The task:
Your answer should be the records again, unchanged in wording and free of images.

***** Record set *****

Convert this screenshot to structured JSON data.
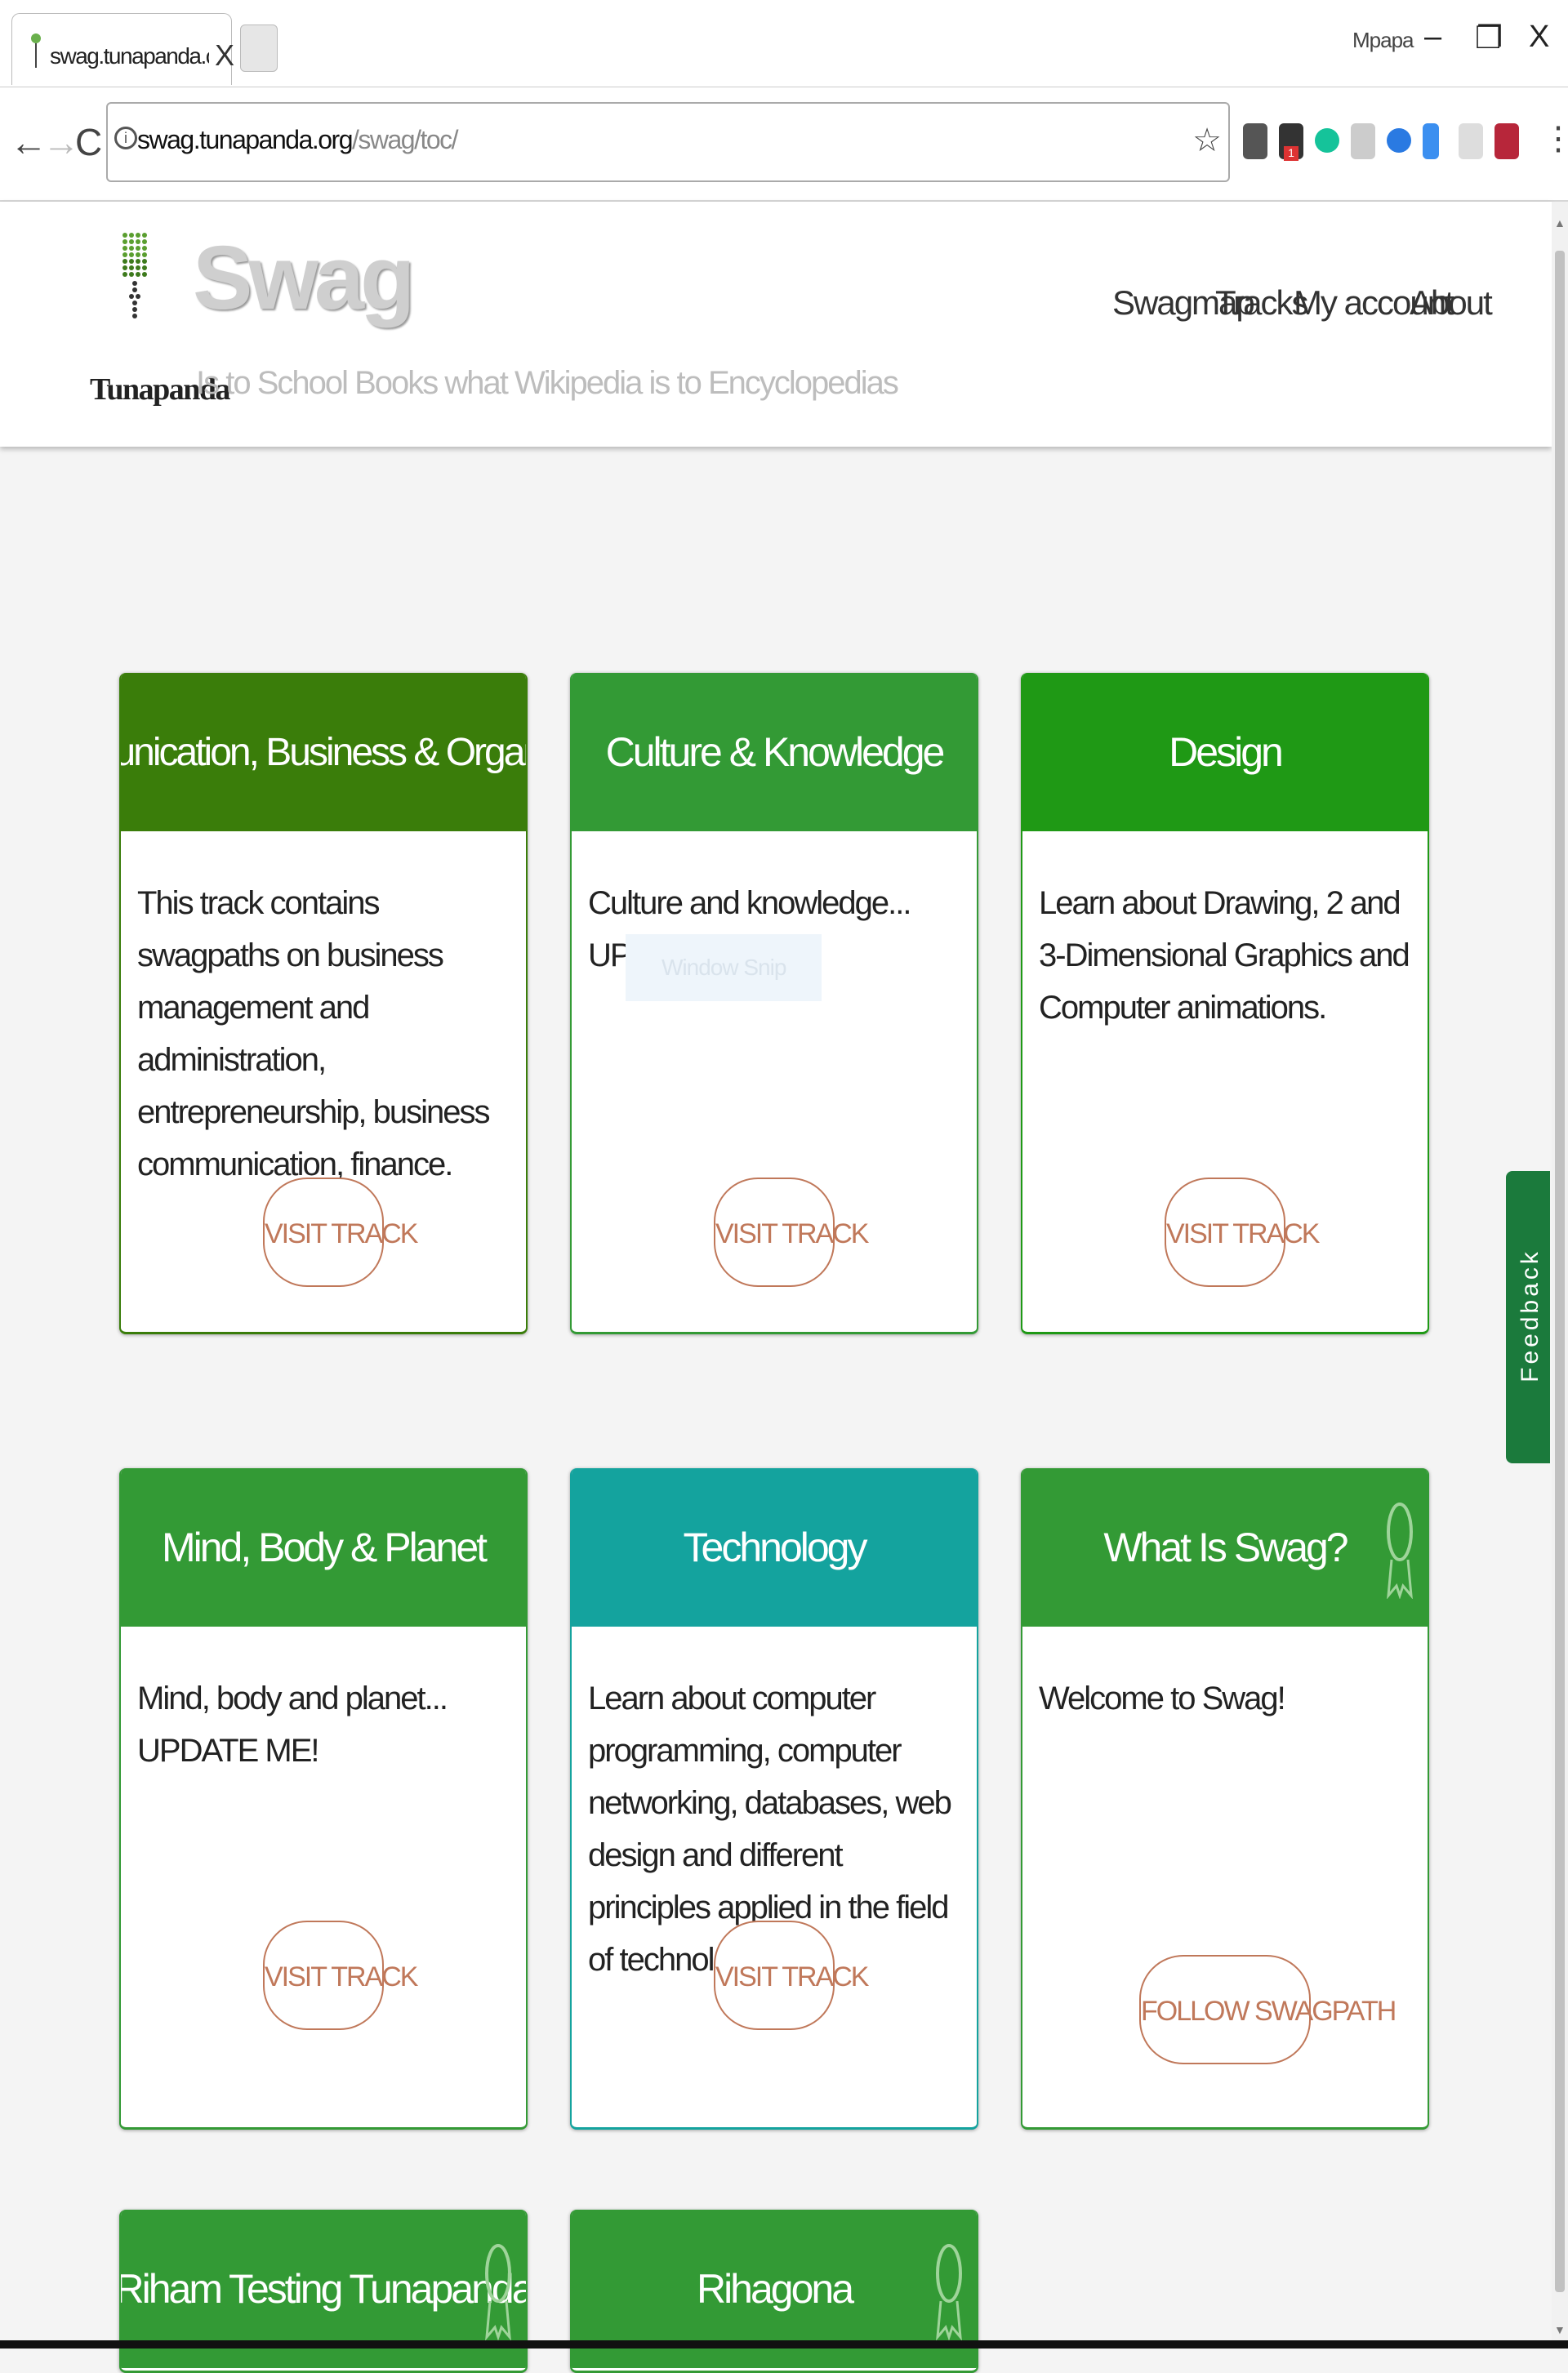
{
  "browser": {
    "tab_title": "swag.tunapanda.org/swa",
    "tab_close": "X",
    "window_user": "Mpapa",
    "url_host": "swag.tunapanda.org",
    "url_path": "/swag/toc/",
    "info_glyph": "i",
    "min_glyph": "–",
    "restore_glyph": "❐",
    "close_glyph": "X",
    "back_glyph": "←",
    "forward_glyph": "→",
    "reload_glyph": "C",
    "star_glyph": "☆",
    "menu_glyph": "⋮"
  },
  "site": {
    "brand": "Swag",
    "logo_text": "Tunapanda",
    "tagline": "Is to School Books what Wikipedia is to Encyclopedias",
    "nav": [
      "Swagmap",
      "Tracks",
      "My account",
      "About"
    ]
  },
  "cards": [
    {
      "title": "Communication, Business & Organization",
      "body": "This track contains swagpaths on business management and administration, entrepreneurship, business communication, finance.",
      "button": "VISIT TRACK",
      "color": "#3a7d0a"
    },
    {
      "title": "Culture & Knowledge",
      "body": "Culture and knowledge... UPDATE ME!!!",
      "button": "VISIT TRACK",
      "color": "#339a35"
    },
    {
      "title": "Design",
      "body": "Learn about Drawing, 2 and 3-Dimensional Graphics and Computer animations.",
      "button": "VISIT TRACK",
      "color": "#1f9915"
    },
    {
      "title": "Mind, Body & Planet",
      "body": "Mind, body and planet... UPDATE ME!",
      "button": "VISIT TRACK",
      "color": "#339a35"
    },
    {
      "title": "Technology",
      "body": "Learn about computer programming, computer networking, databases, web design and different principles applied in the field of technology.",
      "button": "VISIT TRACK",
      "color": "#14a39e"
    },
    {
      "title": "What Is Swag?",
      "body": "Welcome to Swag!",
      "button": "FOLLOW SWAGPATH",
      "color": "#339a35"
    },
    {
      "title": "Riham Testing Tunapanda",
      "body": "",
      "button": "",
      "color": "#339a35"
    },
    {
      "title": "Rihagona",
      "body": "",
      "button": "",
      "color": "#339a35"
    }
  ],
  "overlay": {
    "window_snip": "Window Snip"
  },
  "feedback": "Feedback"
}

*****

Exercise answer:
Convert this screenshot to structured JSON data.
{
  "browser": {
    "tab_title": "swag.tunapanda.org/swa",
    "tab_close": "X",
    "window_user": "Mpapa",
    "url_host": "swag.tunapanda.org",
    "url_path": "/swag/toc/",
    "info_glyph": "i",
    "min_glyph": "–",
    "restore_glyph": "❐",
    "close_glyph": "X",
    "back_glyph": "←",
    "forward_glyph": "→",
    "reload_glyph": "C",
    "star_glyph": "☆",
    "menu_glyph": "⋮"
  },
  "site": {
    "brand": "Swag",
    "logo_text": "Tunapanda",
    "tagline": "Is to School Books what Wikipedia is to Encyclopedias",
    "nav": [
      "Swagmap",
      "Tracks",
      "My account",
      "About"
    ]
  },
  "cards": [
    {
      "title": "Communication, Business & Organization",
      "body": "This track contains swagpaths on business management and administration, entrepreneurship, business communication, finance.",
      "button": "VISIT TRACK",
      "color": "#3a7d0a"
    },
    {
      "title": "Culture & Knowledge",
      "body": "Culture and knowledge... UPDATE ME!!!",
      "button": "VISIT TRACK",
      "color": "#339a35"
    },
    {
      "title": "Design",
      "body": "Learn about Drawing, 2 and 3-Dimensional Graphics and Computer animations.",
      "button": "VISIT TRACK",
      "color": "#1f9915"
    },
    {
      "title": "Mind, Body & Planet",
      "body": "Mind, body and planet... UPDATE ME!",
      "button": "VISIT TRACK",
      "color": "#339a35"
    },
    {
      "title": "Technology",
      "body": "Learn about computer programming, computer networking, databases, web design and different principles applied in the field of technology.",
      "button": "VISIT TRACK",
      "color": "#14a39e"
    },
    {
      "title": "What Is Swag?",
      "body": "Welcome to Swag!",
      "button": "FOLLOW SWAGPATH",
      "color": "#339a35"
    },
    {
      "title": "Riham Testing Tunapanda",
      "body": "",
      "button": "",
      "color": "#339a35"
    },
    {
      "title": "Rihagona",
      "body": "",
      "button": "",
      "color": "#339a35"
    }
  ],
  "overlay": {
    "window_snip": "Window Snip"
  },
  "feedback": "Feedback"
}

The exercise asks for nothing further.